Keep in mind that it was over three years ago that George Bush stood on the deck of the aircraft carrier USS Lincoln, with the mission accomplished banner splashed behind him, and announced that America and its allies had prevailed in the war against Iraq. Three years later, the Senate can't even hold a civil debate on a timetable for withdrawing our troops from the midst of a serious and growing insurgent civil war. Republicans, at Karl Rove's bidding, accuse veteran Democrats like John Martha and John Kerry of wanting to "cut and run". In the Senate today, both resolutions on timetables for troop withdrawals from Iraq were voted down.
Just recently, Congress voted for another supplementary spending bill totaling over 90 billion dollars to fund continuing operations in Iraq and Afghanistan, bringing the grand total so far to well over 300 billion dollars.

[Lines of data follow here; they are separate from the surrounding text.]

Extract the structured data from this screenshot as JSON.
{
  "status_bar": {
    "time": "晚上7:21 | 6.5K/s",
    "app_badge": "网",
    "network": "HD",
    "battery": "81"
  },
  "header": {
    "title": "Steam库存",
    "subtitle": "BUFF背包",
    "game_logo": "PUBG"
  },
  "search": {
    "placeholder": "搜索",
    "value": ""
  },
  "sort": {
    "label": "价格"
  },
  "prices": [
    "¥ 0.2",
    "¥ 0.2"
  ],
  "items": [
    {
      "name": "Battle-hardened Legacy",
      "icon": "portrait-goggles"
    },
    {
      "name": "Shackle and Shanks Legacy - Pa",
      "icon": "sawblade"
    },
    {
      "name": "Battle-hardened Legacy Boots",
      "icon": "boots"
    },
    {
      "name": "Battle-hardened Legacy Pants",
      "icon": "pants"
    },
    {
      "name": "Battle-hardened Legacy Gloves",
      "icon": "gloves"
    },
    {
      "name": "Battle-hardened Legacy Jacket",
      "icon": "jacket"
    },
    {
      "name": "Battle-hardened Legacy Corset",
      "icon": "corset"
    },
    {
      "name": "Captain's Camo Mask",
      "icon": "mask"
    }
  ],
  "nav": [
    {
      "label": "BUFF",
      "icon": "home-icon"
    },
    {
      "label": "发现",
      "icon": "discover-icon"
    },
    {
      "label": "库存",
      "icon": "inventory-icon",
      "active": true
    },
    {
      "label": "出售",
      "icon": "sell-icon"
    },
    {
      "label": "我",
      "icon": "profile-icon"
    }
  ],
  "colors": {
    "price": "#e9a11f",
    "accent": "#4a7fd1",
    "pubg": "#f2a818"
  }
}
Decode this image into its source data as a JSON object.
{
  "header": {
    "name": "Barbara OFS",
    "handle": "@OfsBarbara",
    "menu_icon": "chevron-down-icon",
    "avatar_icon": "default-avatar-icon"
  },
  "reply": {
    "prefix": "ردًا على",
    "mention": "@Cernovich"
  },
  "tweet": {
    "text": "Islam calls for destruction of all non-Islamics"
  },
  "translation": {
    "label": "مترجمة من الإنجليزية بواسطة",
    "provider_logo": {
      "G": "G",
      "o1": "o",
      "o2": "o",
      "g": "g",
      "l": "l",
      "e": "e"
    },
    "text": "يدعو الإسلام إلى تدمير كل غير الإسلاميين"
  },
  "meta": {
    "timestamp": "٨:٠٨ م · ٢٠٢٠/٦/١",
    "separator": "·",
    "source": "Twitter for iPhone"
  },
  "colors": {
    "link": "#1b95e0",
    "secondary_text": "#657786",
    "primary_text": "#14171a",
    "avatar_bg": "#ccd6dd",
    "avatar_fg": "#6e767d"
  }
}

Even as the US pours borrowed money into these fiscal (and political) black holes, we are nonetheless running out of money in Iraq, and the Bush administration is being forced to shut down reconstruction projects, and pull contracts from US firms who have proved incapable of fulfilling their no-bid construction projects.
Beyond the well-documented Iraqi government corruption and billions of dollars-gone-missing in Iraq, another major reason for the huge cost overruns is that vast sums of money have been spent on private security contractors and mercenaries who cost the DoD 3 to 5 times as much money as enlisted personnel to perform the same job. This is just one more facet of the Bush administration 's policy to privatize (monetize) all government functions, including the military.
The chicken hawks in the Bush administration, who never themselves served a single day in the military, talk plenty of tough-guy chicken hawk talk, and call war veterans like John Murtha "cowards who want to cut and run". But when it comes to actually getting things right in Iraq, and implementing a workable exit strategy, the Bush administration just can 't walk the walk.
But any discussion of a timetable for troop withdrawal might be moot, because unfortunately, the Bush administration may not want any exit strategy for Iraq. They refuse to renounce the idea of permanent US military bases in Iraq, and they are building what looks like a permanent military infrastructure there. Questions we might ask ourselves include; is the US military patrolling the skies of the Middle East from Iraqi air bases? How many US military bases have already been built in Iraq, and how many more are under construction? Is the US military spying on other countries from bases in Iraq? Is the US military building a permanent command and control infrastructure in Iraq, which it has no intention of ever turning over to the Iraqis?
My guess is that the answer to all of these questions is, yes.